NBC recently made a movie that capitalized on Y2K fears. CBS tackled an earthquake in New York. It only goes to follow that ABC would address germ phobia just in time for the cold and flu season. Next up: Global Warming, the miniseries.
A slick but predictable drama, “Runaway Virus” is billed as “suggested by the magazine article ‘The Dead Zone’ by Malcolm Gladwell.” Truth is, you could name a dozen movies or telepics with the same plot. But earnest perfs by its stars and exemplary production values elevate pic from complete dog to harmless diversion. There are worse ways to spend a Saturday night.
Paige Turco (“NYPD Blue”) stars as scientist Jenny Blanchard, a self-proclaimed “grudge holder” with a long memory — so long, in fact, it pre-dates her tumultuous relationship with Dr. Daniel Rothman (Jason Beghe), the newest member to join the Centers for Disease Control — indeed, it goes all the way back to 1918: Blanchard, much to the derision of her co-workers, is obsessed with the Spanish flu epidemic that killed 30 million people in the early part of the 20th century, among them Jenny’s familial namesake. She carries her picture in a locket, which she frequently kisses for luck.
The CDC, however, doesn’t have time to linger in the past, considering the latest crisis is a report of a swine-killing flu in Guatemala.

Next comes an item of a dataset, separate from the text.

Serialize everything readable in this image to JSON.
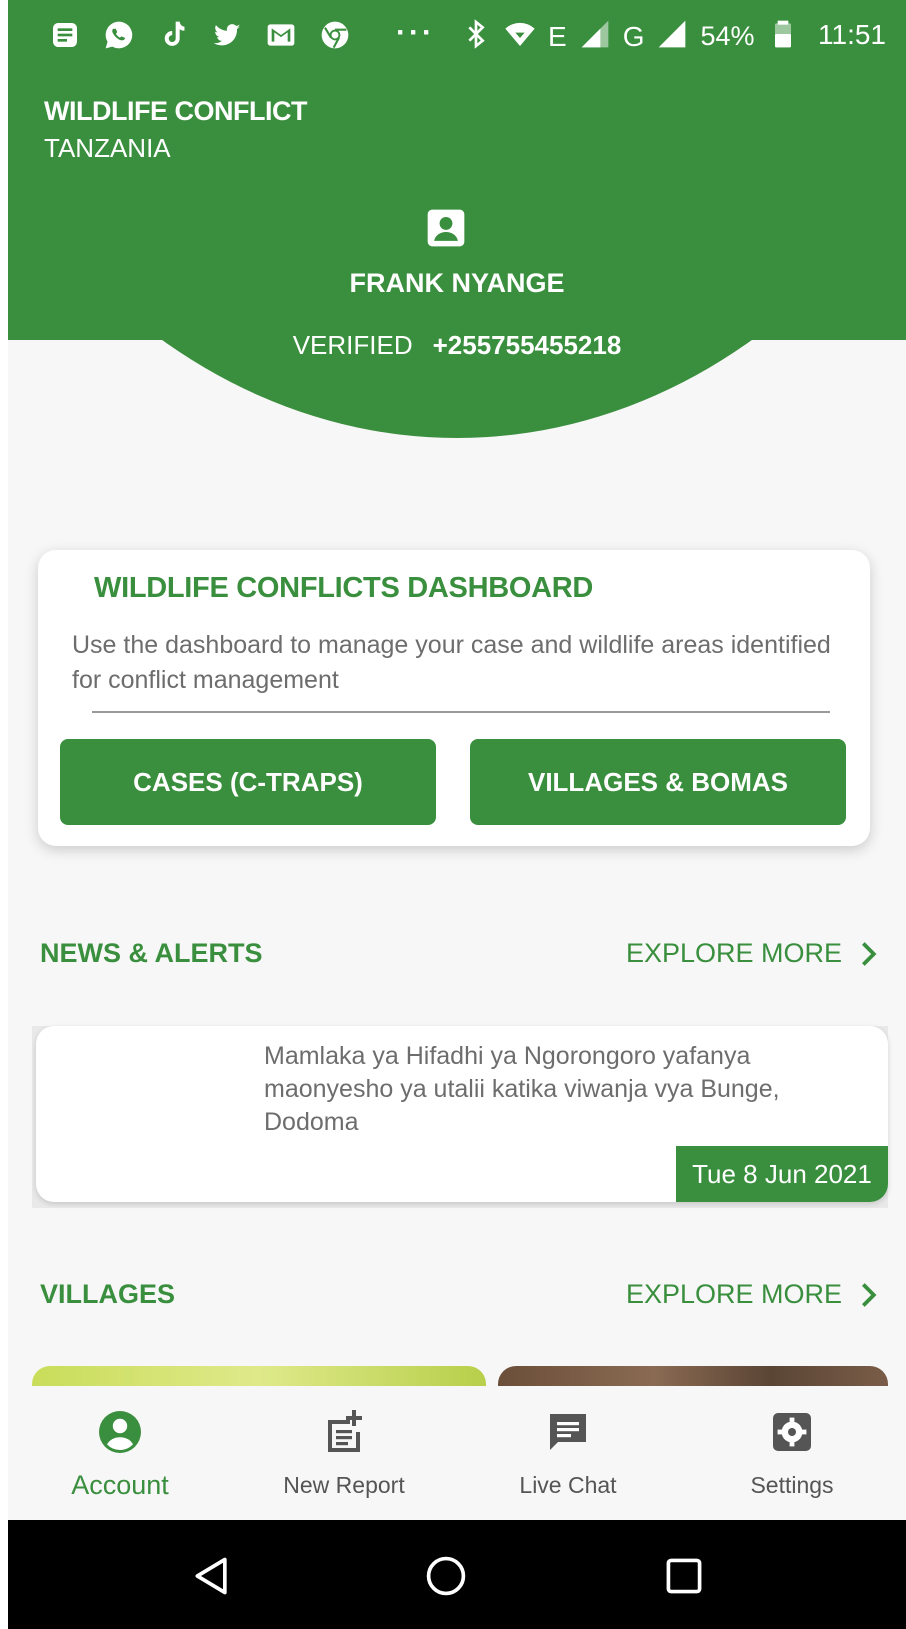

Thanks to heroic efforts by Dr. Rothman, the virus is supposedly contained in a remote village, until it is discovered that Rita (Jacqueline Aries), sister of a flu victim, has fled the village to Los Angeles to reunite with her boyfriend. Rita, natch, is infected, and it becomes a race against time to find either her or a cure for the virus. As it turns out, the antidote may be buried with a bunch of Siberian coal miners who died — you guessed it — during the epidemic of 1918.
Director Jeff Bleckner structures pic so as not to focus so much on the chase to find Rita, but rather on the clever ways in which the medical types devise plans to thwart another outbreak and appease the ever-pressuring Surgeon General (Lorena Gale).
This cerebral approach is a nice change for films of this ilk, but it diminishes any real sense of urgency. Perri and David Klass’ script briefly addresses the lucrative payoffs outbreaks like this can have for pharmaceutical companies, but never follows through or makes any really bold statements to that regard.
The film does bring up a few interesting issues when it appears the entire city of Los Angeles may be at risk of an epidemic. The Hispanic community worries about the implications that an illegal alien is spreading the disease, while the black community argues that the vaccination centers favor predominantly white neighborhoods. Mostly though, script is unremarkable, with characters issuing dialogue like, “I’ll get you the money, you make the miracle.”
Also, Rita conveniently infects only scumbags and low-lifes on her journey to America, and it isn’t explained until late in the movie why these people die so quickly while Rita coughs and hacks her way to the border.
Turco, a promising actress, does a decent job as the ice-princess scientist whose heart is slowly melted by her old flame, played rather smugly by the unappealing Beghe. We know her heart is softening throughout the film, not because of any great chemistry or acting, but rather because her hair transforms from a tightly wound bun to a cascading mane of curls by the end of the film.
Supporting perfs, including the corpulent Larry Drake as CDC honcho Dr. Griggs, are adequate, although Tamlyn Tomita is given a big setup as the ambitious Dr. Chao, a possible rival for Dr. Rothman’s affection, only to be left standing there with little to do.
Tech credits, including Brian J. Reynold’s lensing are impressive, with Debbie Shine’s costume design, especially the Guatemalan attire, particularly noteworthy.